*** Input for this task

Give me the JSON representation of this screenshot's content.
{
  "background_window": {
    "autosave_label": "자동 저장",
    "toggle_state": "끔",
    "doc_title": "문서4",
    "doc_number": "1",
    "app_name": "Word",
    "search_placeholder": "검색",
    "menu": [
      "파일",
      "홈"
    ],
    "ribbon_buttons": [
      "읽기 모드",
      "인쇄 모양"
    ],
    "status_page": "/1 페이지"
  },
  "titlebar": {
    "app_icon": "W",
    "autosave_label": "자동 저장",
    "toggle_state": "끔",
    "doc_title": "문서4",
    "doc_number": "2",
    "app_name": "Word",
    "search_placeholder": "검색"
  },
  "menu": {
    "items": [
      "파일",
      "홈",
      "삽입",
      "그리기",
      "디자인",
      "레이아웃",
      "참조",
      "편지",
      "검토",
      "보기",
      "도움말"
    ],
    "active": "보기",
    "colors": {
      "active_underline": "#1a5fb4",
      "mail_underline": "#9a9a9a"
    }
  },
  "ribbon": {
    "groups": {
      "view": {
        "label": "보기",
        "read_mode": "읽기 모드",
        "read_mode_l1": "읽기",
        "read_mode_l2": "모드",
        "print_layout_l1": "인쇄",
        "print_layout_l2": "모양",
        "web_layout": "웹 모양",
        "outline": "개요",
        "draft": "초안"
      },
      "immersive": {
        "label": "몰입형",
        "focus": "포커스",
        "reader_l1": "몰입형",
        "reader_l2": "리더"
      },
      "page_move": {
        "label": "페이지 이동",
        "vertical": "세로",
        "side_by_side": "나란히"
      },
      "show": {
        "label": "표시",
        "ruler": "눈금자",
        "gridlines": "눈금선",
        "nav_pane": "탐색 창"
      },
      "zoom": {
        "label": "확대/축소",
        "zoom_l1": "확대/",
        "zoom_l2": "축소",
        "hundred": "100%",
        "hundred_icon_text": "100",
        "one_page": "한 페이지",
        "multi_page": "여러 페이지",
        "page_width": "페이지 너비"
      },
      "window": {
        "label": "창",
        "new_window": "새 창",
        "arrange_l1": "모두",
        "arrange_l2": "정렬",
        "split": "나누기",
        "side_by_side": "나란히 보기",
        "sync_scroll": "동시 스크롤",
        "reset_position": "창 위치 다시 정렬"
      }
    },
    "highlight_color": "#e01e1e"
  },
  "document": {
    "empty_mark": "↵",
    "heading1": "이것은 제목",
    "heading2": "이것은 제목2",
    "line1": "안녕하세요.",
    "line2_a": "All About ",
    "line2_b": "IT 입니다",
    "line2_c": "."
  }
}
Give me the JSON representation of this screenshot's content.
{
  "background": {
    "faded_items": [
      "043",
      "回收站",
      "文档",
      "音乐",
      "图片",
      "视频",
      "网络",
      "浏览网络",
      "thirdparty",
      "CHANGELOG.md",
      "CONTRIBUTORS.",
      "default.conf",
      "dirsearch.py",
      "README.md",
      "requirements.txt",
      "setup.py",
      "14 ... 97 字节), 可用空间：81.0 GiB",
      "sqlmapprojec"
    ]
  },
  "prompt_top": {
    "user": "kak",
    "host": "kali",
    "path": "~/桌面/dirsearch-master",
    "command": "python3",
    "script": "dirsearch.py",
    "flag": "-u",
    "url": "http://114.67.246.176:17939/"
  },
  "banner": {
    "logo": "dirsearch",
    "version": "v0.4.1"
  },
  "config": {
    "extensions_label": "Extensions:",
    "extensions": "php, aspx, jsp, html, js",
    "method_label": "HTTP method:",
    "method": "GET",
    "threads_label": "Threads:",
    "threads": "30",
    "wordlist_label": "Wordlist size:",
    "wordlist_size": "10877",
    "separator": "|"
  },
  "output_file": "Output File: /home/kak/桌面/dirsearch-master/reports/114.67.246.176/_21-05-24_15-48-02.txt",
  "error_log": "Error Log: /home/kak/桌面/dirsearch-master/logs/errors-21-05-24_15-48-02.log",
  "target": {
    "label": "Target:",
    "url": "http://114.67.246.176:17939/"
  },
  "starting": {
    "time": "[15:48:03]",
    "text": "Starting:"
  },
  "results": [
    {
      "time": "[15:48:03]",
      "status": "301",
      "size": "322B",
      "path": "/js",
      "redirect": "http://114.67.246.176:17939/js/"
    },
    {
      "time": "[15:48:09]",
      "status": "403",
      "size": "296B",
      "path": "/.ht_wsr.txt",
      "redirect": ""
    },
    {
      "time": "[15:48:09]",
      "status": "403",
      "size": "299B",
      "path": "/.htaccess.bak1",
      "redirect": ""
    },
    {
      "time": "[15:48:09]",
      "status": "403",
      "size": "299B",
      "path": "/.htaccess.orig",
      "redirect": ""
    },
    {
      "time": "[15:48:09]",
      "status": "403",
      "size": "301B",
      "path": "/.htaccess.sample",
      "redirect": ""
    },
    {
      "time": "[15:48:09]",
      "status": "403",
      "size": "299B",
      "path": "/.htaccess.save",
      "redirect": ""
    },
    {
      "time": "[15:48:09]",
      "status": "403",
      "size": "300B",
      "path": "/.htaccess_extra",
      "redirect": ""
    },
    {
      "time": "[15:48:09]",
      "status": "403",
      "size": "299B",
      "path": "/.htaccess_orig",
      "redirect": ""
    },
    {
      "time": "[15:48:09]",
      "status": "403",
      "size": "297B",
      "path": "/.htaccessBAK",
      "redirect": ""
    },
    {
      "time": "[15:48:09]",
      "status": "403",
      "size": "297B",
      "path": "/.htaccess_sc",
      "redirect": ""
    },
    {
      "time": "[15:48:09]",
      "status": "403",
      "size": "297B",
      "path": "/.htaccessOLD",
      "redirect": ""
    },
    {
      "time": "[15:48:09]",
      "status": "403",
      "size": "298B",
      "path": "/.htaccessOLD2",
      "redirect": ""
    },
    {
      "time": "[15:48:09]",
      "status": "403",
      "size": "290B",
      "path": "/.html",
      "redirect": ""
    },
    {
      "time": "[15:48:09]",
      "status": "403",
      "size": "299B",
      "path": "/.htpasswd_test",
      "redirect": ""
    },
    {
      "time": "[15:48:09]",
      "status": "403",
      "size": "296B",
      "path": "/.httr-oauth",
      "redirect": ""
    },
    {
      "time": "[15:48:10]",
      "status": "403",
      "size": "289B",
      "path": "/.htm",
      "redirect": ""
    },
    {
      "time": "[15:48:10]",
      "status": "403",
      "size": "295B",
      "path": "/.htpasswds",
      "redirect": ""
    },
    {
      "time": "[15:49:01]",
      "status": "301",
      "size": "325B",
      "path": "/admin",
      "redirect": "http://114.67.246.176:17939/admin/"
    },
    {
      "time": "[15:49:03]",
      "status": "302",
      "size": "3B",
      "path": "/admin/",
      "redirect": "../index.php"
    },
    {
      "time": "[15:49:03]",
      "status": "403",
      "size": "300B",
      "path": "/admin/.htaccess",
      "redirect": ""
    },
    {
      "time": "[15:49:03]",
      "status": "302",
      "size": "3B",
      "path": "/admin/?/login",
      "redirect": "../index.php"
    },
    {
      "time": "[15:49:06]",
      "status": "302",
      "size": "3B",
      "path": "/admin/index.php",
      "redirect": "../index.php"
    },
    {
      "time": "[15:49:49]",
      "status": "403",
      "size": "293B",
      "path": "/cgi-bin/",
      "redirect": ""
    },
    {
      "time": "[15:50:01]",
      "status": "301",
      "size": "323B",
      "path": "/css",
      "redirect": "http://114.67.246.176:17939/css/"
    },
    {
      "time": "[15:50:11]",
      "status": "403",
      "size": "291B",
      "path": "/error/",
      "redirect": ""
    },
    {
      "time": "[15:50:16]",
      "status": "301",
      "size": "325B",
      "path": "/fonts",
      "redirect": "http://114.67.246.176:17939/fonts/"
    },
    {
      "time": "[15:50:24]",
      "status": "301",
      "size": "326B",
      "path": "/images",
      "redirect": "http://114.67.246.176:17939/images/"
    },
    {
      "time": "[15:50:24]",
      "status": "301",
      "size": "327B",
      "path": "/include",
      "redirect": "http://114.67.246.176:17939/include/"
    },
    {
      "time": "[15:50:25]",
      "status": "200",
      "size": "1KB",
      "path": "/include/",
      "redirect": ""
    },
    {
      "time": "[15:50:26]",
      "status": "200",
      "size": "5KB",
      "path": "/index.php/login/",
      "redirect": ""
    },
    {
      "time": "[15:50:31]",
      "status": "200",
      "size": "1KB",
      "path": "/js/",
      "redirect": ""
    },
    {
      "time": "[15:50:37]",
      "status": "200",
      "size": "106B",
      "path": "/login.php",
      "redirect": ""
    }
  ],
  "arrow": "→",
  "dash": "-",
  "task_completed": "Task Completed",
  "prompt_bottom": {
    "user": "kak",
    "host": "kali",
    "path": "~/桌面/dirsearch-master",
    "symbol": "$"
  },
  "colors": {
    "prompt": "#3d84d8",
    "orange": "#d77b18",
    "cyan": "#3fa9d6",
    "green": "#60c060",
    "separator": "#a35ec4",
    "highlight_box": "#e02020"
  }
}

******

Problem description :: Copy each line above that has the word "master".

Worked solution ::
    "path": "~/桌面/dirsearch-master",
  "output_file": "Output File: /home/kak/桌面/dirsearch-master/reports/114.67.246.176/_21-05-24_15-48-02.txt",
  "error_log": "Error Log: /home/kak/桌面/dirsearch-master/logs/errors-21-05-24_15-48-02.log",
    "path": "~/桌面/dirsearch-master",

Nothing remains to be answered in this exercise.